Google, Bing, Ask, Hakia, Wolfram Alpha – nice information gathering tools to be sure, but do they really target exactly what you want you are looking for?
An often-overlooked option is creating a custom search engine that hones in on the sites and searches that you are most interested in. John DiGilio discusses the custom search engine option at LLRX in his article Bridging the DiGital Divide: Custom Search Engines Put You In Control.
DiGilio discusses two options: Google Custom Search and Rollyo (“Roll Your Own”) and mentions a third, CSE Links.

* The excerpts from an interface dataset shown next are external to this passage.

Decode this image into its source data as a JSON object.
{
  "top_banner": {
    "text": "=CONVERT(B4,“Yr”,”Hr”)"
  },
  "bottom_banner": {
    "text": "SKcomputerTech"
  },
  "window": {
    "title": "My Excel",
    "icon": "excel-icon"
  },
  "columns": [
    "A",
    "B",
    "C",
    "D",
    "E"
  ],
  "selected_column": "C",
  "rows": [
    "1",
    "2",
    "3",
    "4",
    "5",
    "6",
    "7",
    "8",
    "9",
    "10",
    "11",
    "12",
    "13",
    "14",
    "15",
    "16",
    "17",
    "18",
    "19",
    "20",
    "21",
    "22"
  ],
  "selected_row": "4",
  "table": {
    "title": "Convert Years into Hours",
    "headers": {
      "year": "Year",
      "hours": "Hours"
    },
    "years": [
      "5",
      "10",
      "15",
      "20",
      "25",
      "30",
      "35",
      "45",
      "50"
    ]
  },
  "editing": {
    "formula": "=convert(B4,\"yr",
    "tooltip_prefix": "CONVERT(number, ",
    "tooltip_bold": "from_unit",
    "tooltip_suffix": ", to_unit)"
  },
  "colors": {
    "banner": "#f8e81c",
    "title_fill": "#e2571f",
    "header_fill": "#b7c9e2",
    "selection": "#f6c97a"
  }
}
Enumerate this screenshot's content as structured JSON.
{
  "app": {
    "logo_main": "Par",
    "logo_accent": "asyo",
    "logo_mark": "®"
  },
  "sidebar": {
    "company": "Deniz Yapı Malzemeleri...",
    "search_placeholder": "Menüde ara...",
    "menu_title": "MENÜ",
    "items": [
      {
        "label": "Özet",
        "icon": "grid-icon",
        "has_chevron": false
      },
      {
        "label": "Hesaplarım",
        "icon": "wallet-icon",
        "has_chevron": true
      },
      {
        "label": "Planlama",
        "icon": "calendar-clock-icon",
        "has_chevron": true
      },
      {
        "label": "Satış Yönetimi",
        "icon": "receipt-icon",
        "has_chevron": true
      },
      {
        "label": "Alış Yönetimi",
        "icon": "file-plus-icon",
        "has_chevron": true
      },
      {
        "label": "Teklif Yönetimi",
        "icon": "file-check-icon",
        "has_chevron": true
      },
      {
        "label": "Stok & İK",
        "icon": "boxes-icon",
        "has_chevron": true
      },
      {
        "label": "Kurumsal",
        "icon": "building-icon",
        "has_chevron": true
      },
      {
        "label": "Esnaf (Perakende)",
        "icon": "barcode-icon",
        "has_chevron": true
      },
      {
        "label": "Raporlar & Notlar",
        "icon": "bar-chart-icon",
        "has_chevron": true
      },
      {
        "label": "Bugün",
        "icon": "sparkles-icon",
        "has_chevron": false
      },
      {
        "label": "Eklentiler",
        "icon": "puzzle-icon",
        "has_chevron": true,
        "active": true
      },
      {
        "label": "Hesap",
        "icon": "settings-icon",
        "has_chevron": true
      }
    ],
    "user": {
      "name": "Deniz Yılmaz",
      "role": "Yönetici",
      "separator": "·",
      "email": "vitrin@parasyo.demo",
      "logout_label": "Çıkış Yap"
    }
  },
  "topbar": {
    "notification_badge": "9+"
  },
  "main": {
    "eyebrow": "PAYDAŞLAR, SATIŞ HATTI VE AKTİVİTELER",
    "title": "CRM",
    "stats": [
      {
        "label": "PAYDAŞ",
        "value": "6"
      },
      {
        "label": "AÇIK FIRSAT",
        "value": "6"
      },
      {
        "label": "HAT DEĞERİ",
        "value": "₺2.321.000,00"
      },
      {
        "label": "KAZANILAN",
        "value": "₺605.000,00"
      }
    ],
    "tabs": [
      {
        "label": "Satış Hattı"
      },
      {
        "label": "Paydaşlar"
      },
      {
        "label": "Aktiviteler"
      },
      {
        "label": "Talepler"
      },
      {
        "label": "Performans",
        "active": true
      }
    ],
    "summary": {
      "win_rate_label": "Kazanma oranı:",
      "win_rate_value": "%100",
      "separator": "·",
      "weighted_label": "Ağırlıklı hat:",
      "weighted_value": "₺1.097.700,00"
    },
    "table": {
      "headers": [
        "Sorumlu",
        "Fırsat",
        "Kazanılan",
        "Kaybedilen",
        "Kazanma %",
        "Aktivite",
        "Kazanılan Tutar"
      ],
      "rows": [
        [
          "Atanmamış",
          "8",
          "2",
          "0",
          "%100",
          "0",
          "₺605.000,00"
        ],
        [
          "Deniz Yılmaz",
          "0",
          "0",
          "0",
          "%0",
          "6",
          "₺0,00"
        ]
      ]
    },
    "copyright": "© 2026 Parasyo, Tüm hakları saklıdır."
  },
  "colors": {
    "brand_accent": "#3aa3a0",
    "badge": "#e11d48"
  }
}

These tools allow you to direct your search at specific sites, include specific parameters and, essentially, cut loose the extraneous from your results. I have created a Google Custom Search engine that targets the websites of State Insurance Departments and related agencies and organizations, which is particularly useful for finding form filings and legislative news. I have compared results on my custom search site to general Google results and find the former more tailored and on-point.
If you find yourself searching the same issues over and over again and have specific results in mind, consider the custom search option and tap into that “do-it-yourself” aesthetic.
Imagine telling the world that a United States Supreme Court opinion is still good law, even though it had been explicitly overturned three weeks ago? Well, West apparently was doing just that with regard to the case Michigan v. Jackson, 475 U.S. 625, which was overruled by Montejo v. Louisiana.
The misreporting continued until late Friday, but appears to have since been corrected. Lexis/Nexis reported the correct posture from the start.
Interesting blunder, but not an impossible one. After all, this work of updating cases is done by humans. In some ways, it is no different than the partner who relies on the associate’s “shepardizing”, only to find the associate has missed some key treatment in a case.
So, what do you do in court when you mistakenly rely on authority that is no longer good law? Explain that you relied on West – one of the largest legal publishers in the world, which by all rights should be a legally reasonable thing to do.
Hat tip to Legal Writing Prof Blog
Don Cruse at the Supreme Court of Texas Blog responds to the outrage that unpublished memorandum opinions have been made precedential authority but ready access to them has not been provided. All but one of the Courts of Appeals can be searched with an operator in Google: “site:courts.state.tx.us/opinions.” For a specific court, add __rdcoa before “courts”, with the underline being the court’s circuit number. Dallas court opinions can be found at http://www.5thcoa.courts.state.tx.us/search_o.htm. Cruse offers additional advice on how to search Texas Supreme Court opinions, even they are all published and do not pose the same problem as the unreported appellate court opinions. Check out the official website here and Don’s website here. Or simply use the same basic Google trick suggested for the appellate opinions, inserting “supreme” for the specific court and adding “historical” after the last slash instead of “opinions.”
Thanks Don for rising to meet this equal access problem with some excellent advice. Although the system is not perfect, and is a bit cumbersome in its reliance on the less than perfect Google, it does offer some means to reach these resources without having to shell out the big bucks.
Hat tip to Legal Research Plus